How did Memorial Day develop?
Memorial Day is a US holiday honoring those who served the country in its armed conflicts. Its origins are in the years after the Civil War, but for decades it was not a US holiday. Its meaning has also shifted and has become the unofficial start to summer in the United States.
Origins of Memorial Day
In the first few years after the Civil War in the 1860s, the sheer number of dead during the conflict was still a difficult experience for many American families. The war had led to many people taking the team, during spring as flowers blossomed, to lay small floral commemorations on their fallen loved ones. The practice of laying flowers on graves had originated is a very ancient tradition and, by May, all across the United States flowers were ever present. This began to make May an type of unofficial commemoration of the dead in times of war, particularly the Civil War. Most likely, not one single community started the practice of celebrating their loved ones in the spring, but it was likely widespread.

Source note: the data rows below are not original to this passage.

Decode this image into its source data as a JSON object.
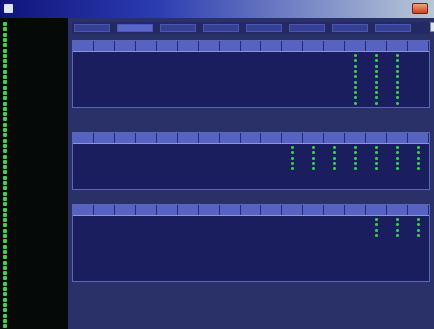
{
  "window": {
    "title": "",
    "toolbar_label": "",
    "toolbar_field": ""
  },
  "sidebar": {
    "items": [
      {
        "label": ""
      },
      {
        "label": ""
      },
      {
        "label": ""
      },
      {
        "label": ""
      },
      {
        "label": ""
      },
      {
        "label": ""
      },
      {
        "label": ""
      },
      {
        "label": ""
      },
      {
        "label": ""
      },
      {
        "label": ""
      },
      {
        "label": ""
      },
      {
        "label": ""
      },
      {
        "label": ""
      },
      {
        "label": ""
      },
      {
        "label": ""
      },
      {
        "label": ""
      },
      {
        "label": ""
      },
      {
        "label": ""
      },
      {
        "label": ""
      },
      {
        "label": ""
      },
      {
        "label": ""
      },
      {
        "label": ""
      },
      {
        "label": ""
      },
      {
        "label": ""
      },
      {
        "label": ""
      },
      {
        "label": ""
      },
      {
        "label": ""
      },
      {
        "label": ""
      },
      {
        "label": ""
      },
      {
        "label": ""
      },
      {
        "label": ""
      },
      {
        "label": ""
      },
      {
        "label": ""
      },
      {
        "label": ""
      },
      {
        "label": ""
      },
      {
        "label": ""
      },
      {
        "label": ""
      },
      {
        "label": ""
      },
      {
        "label": ""
      },
      {
        "label": ""
      },
      {
        "label": ""
      },
      {
        "label": ""
      },
      {
        "label": ""
      },
      {
        "label": ""
      },
      {
        "label": ""
      },
      {
        "label": ""
      },
      {
        "label": ""
      },
      {
        "label": ""
      },
      {
        "label": ""
      },
      {
        "label": ""
      },
      {
        "label": ""
      },
      {
        "label": ""
      },
      {
        "label": ""
      },
      {
        "label": ""
      },
      {
        "label": ""
      },
      {
        "label": ""
      },
      {
        "label": ""
      },
      {
        "label": ""
      }
    ]
  },
  "tabs": [
    {
      "label": "",
      "active": false
    },
    {
      "label": "",
      "active": true
    },
    {
      "label": "",
      "active": false
    },
    {
      "label": "",
      "active": false
    },
    {
      "label": "",
      "active": false
    },
    {
      "label": "",
      "active": false
    },
    {
      "label": "",
      "active": false
    },
    {
      "label": "",
      "active": false
    }
  ],
  "grids": [
    {
      "name": "top-grid",
      "columns": [
        "",
        "",
        "",
        "",
        "",
        "",
        "",
        "",
        "",
        "",
        "",
        "",
        "",
        "",
        "",
        "",
        ""
      ],
      "status_columns": [
        13,
        14,
        15
      ],
      "rows": [
        [
          "",
          "",
          "",
          "",
          "",
          "",
          "",
          "",
          "",
          "",
          "",
          "",
          "",
          "",
          "",
          "",
          ""
        ],
        [
          "",
          "",
          "",
          "",
          "",
          "",
          "",
          "",
          "",
          "",
          "",
          "",
          "",
          "",
          "",
          "",
          ""
        ],
        [
          "",
          "",
          "",
          "",
          "",
          "",
          "",
          "",
          "",
          "",
          "",
          "",
          "",
          "",
          "",
          "",
          ""
        ],
        [
          "",
          "",
          "",
          "",
          "",
          "",
          "",
          "",
          "",
          "",
          "",
          "",
          "",
          "",
          "",
          "",
          ""
        ],
        [
          "",
          "",
          "",
          "",
          "",
          "",
          "",
          "",
          "",
          "",
          "",
          "",
          "",
          "",
          "",
          "",
          ""
        ],
        [
          "",
          "",
          "",
          "",
          "",
          "",
          "",
          "",
          "",
          "",
          "",
          "",
          "",
          "",
          "",
          "",
          ""
        ],
        [
          "",
          "",
          "",
          "",
          "",
          "",
          "",
          "",
          "",
          "",
          "",
          "",
          "",
          "",
          "",
          "",
          ""
        ],
        [
          "",
          "",
          "",
          "",
          "",
          "",
          "",
          "",
          "",
          "",
          "",
          "",
          "",
          "",
          "",
          "",
          ""
        ],
        [
          "",
          "",
          "",
          "",
          "",
          "",
          "",
          "",
          "",
          "",
          "",
          "",
          "",
          "",
          "",
          "",
          ""
        ],
        [
          "",
          "",
          "",
          "",
          "",
          "",
          "",
          "",
          "",
          "",
          "",
          "",
          "",
          "",
          "",
          "",
          ""
        ]
      ]
    },
    {
      "name": "middle-grid",
      "columns": [
        "",
        "",
        "",
        "",
        "",
        "",
        "",
        "",
        "",
        "",
        "",
        "",
        "",
        "",
        "",
        "",
        ""
      ],
      "status_columns": [
        10,
        11,
        12,
        13,
        14,
        15,
        16
      ],
      "rows": [
        [
          "",
          "",
          "",
          "",
          "",
          "",
          "",
          "",
          "",
          "",
          "",
          "",
          "",
          "",
          "",
          "",
          ""
        ],
        [
          "",
          "",
          "",
          "",
          "",
          "",
          "",
          "",
          "",
          "",
          "",
          "",
          "",
          "",
          "",
          "",
          ""
        ],
        [
          "",
          "",
          "",
          "",
          "",
          "",
          "",
          "",
          "",
          "",
          "",
          "",
          "",
          "",
          "",
          "",
          ""
        ],
        [
          "",
          "",
          "",
          "",
          "",
          "",
          "",
          "",
          "",
          "",
          "",
          "",
          "",
          "",
          "",
          "",
          ""
        ],
        [
          "",
          "",
          "",
          "",
          "",
          "",
          "",
          "",
          "",
          "",
          "",
          "",
          "",
          "",
          "",
          "",
          ""
        ]
      ]
    },
    {
      "name": "bottom-grid",
      "columns": [
        "",
        "",
        "",
        "",
        "",
        "",
        "",
        "",
        "",
        "",
        "",
        "",
        "",
        "",
        "",
        "",
        ""
      ],
      "status_columns": [
        14,
        15,
        16
      ],
      "rows": [
        [
          "",
          "",
          "",
          "",
          "",
          "",
          "",
          "",
          "",
          "",
          "",
          "",
          "",
          "",
          "",
          "",
          ""
        ],
        [
          "",
          "",
          "",
          "",
          "",
          "",
          "",
          "",
          "",
          "",
          "",
          "",
          "",
          "",
          "",
          "",
          ""
        ],
        [
          "",
          "",
          "",
          "",
          "",
          "",
          "",
          "",
          "",
          "",
          "",
          "",
          "",
          "",
          "",
          "",
          ""
        ],
        [
          "",
          "",
          "",
          "",
          "",
          "",
          "",
          "",
          "",
          "",
          "",
          "",
          "",
          "",
          "",
          "",
          ""
        ]
      ]
    }
  ],
  "colors": {
    "status_ok": "#39d24a",
    "panel_bg": "#1a1e5e",
    "header_bg": "#5663c0",
    "sidebar_bg": "#050a08",
    "accent_green": "#3fd24a"
  }
}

A key turning point in making the end of May, and eventually the last Monday of May, the official holiday was General James Garfield, a prominent Civil War general and later US president who was assassinated in office, to declare May 30th as a day to decorate the graves of loved ones with flowers. He did this in 1868, by which time many had already been decorating graves of fallen loved ones during the month of May. General Garfield made the first semi-official speech in 1868 on May 30th at Arlington Cemetery. There, over 5000 people came and who were relatives for both sides of the conflict.
While already the early celebrations of what initially became called Decoration Day were celebrated by many Northern states, the tradition did not catch on as prominently in the South. In fact, Southern states often had similar celebrations but they held them on different days. In the North, individual states adopted May 30th as official state holidays, but at a federal level it was not recognized. Perhaps this was due to lingering bitterness between the North and South, where states in the South preferred to have their own Decoration day.The bitter years of Reconstruction and white bitterness towards freed slaves did not help, and animosity such as derision of so-called Carpetbaggers from the North moving to the South reflected the years after the Civil War, reflected a socially divided country. Decoration day, nevertheless, developed as a specific holiday devoted to the lost in the Civil War rather than other conflicts, as that war was by far the bloodiest in the United States' history at that point.